Officially known as C/2011 W3, comet Lovejoy was discovered by amateur astronomer Terry Lovejoy of Brisbane, Australia, in late November. The ball of ice and dust was identified as a Kreutz sungrazer, a family of comets thought to be fragments from a larger body that broke up centuries ago.
Astronomers predicted comet Lovejoy would be destroyed when it made a close pass by the sun late on December 15, eastern time. But to the surprise of many—including its discoverer—the comet survived its solar encounter and reappeared after a few hours.
Although Lovejoy lost its original tail as it skimmed the sun's surface, the comet "reappeared almost like a point and redeveloped a tail on the way out, which I thought was quite amazing," astronomer Lovejoy told the Sydney Morning Herald.
Comet Lovejoy became visible to the naked eye in the Southern Hemisphere last week—and continued to streak across predawn skies through the holiday weekend.
A wide-angle picture captures comet Lovejoy streaking near the arc of the Milky Way, with the telescopes of the European Southern Observatory's Paranal facility in Chile in the foreground. ESO optician Guillaume Blanchard snapped the picture on December 22.
Lovejoy currently sports a bright tail millions of kilometres long that's made up of dust particles being blown away by the solar wind—a constant flow of charged particles from the sun. Eventually the comet's orbit will take it deeper into the solar system and out of visual range for at least another 314 years, according to astronomers' predictions.
Comet Lovejoy's flyby of the sun and unexpected reappearance were captured by a number of sun-watching telescopes, including NASA's Solar Dynamics Observatory, which snapped this shot of Lovejoy emerging from the sun's upper atmosphere, or corona, on December 15.

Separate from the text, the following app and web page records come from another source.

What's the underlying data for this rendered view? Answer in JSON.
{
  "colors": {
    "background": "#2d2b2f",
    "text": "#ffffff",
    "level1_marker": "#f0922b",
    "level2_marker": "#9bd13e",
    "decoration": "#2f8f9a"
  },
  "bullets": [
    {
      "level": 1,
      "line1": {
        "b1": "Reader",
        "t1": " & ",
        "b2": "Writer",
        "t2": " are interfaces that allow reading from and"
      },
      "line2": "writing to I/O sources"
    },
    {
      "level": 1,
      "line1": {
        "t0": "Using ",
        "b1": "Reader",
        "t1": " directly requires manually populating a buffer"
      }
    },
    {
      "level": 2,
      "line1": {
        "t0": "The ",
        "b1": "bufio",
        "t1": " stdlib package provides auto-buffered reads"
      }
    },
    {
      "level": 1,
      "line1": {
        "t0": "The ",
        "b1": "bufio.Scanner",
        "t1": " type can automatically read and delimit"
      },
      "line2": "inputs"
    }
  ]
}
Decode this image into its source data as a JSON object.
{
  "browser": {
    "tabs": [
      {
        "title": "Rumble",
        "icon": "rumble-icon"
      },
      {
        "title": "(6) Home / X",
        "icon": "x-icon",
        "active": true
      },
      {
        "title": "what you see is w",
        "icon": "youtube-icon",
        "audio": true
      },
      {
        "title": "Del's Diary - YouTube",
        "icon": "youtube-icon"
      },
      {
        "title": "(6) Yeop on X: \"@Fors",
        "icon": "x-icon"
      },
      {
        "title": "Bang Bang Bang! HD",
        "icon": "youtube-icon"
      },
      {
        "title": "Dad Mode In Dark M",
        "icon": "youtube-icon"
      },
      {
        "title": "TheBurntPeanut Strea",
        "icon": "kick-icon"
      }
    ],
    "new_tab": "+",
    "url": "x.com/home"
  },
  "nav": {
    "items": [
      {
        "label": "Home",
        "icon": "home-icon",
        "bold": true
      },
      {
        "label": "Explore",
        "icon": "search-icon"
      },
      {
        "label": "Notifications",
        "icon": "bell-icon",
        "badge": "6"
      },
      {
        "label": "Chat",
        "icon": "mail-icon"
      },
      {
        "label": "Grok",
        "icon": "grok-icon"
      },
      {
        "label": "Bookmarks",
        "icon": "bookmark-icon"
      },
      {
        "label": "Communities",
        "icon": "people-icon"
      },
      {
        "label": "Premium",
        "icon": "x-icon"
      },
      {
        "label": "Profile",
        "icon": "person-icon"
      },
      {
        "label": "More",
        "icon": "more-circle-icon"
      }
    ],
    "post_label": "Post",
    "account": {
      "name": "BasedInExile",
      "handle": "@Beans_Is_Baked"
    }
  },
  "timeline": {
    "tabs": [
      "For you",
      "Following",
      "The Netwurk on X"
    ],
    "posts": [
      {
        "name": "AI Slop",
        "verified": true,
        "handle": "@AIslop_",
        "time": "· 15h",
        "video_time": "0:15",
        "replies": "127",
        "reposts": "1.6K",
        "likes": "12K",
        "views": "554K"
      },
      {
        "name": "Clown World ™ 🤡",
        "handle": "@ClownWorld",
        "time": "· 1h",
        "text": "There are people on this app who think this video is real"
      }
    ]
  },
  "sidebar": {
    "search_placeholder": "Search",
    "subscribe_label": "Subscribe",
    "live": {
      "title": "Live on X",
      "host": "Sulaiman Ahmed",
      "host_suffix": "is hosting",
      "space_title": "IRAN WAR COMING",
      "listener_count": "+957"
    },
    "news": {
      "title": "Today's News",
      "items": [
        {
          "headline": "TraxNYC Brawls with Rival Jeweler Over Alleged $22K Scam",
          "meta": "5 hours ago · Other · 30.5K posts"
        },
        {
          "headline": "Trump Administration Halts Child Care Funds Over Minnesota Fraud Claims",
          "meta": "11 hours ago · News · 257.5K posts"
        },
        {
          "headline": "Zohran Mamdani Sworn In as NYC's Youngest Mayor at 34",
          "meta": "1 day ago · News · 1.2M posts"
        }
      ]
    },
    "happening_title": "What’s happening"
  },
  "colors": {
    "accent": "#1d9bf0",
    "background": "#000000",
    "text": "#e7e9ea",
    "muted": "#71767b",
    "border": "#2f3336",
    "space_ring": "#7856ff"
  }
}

At its closest approach, Lovejoy was a mere 87,000 miles (140,000 kilometers) above the solar surface.
"Objects like this can ... provide us with a tremendous amount of information about the solar wind and conditions in the solar corona, which in turn allows us to gain more understanding of the Sun as a driver of 'Space Weather' at Earth," Karl Bottoms, of the Naval Research Laboratory in Washington, D.C., wrote of Lovejoy on his Sungrazing Comets website.
Photograph courtesy SDO/NASA
Lovejoy to the World
Comet Lovejoy seems poised to pierce the layers of Earth's atmosphere in a picture taken December 22 by astronaut Dan Burbank, commander of the Expedition 30 crew aboard the International Space Station.
When Burbank first saw the bright arc of the comet's tail as the ISS was passing over Tasmania, he didn't know what it was. He later described the object as possibly "the most amazing thing I've ever seen in space."
Comet Lovejoy is reflected in the waters of an Australian estuary in a picture taken last week by amateur astronomer Colin Legg.
As it approached the sun, Lovejoy was one of the brightest sungrazers yet seen by NASA satellites. After its solar flyby, the comet and its regrown tail became bright enough to be seen with the naked eye, although its orbital path makes the comet visible for now only to Southern Hemisphere observers.
The comet will rise in the sky as it moves away from the sun, likely clearing the horizon for Northern Hemisphere sky-watchers in mid-February, according to PCMag.com. But by that time, the comet will have faded and may be visible only with telescopes.
Photograph courtesy Colin Legg
Comet Meets Cloud
A passing cloud seems to offer a soft landing for comet Lovejoy in a picture taken in late December from the French-run island of Réunion, off the east coast of Madagascar.
Sky-watchers take in the view of comet Lovejoy near Bakers Hill, about 44 miles (70 kilometers) from Perth, Australia, on December 26.
Even after the comet fades from night skies, astronomers will likely continue to study the data collected on Lovejoy's near-death experience with the sun.
"I suppose if something is big and tough enough it will survive. This event tells us that the comet was rather more robust than expected," Robert Massey, of the U.K.'s Royal Astronomical Society, told the Daily Mail online.
Lovejoy also shows that it's possible other sungrazing comets survived solar encounters and we simply weren't able to see them, Massey said: "It just shows how good the technology is now."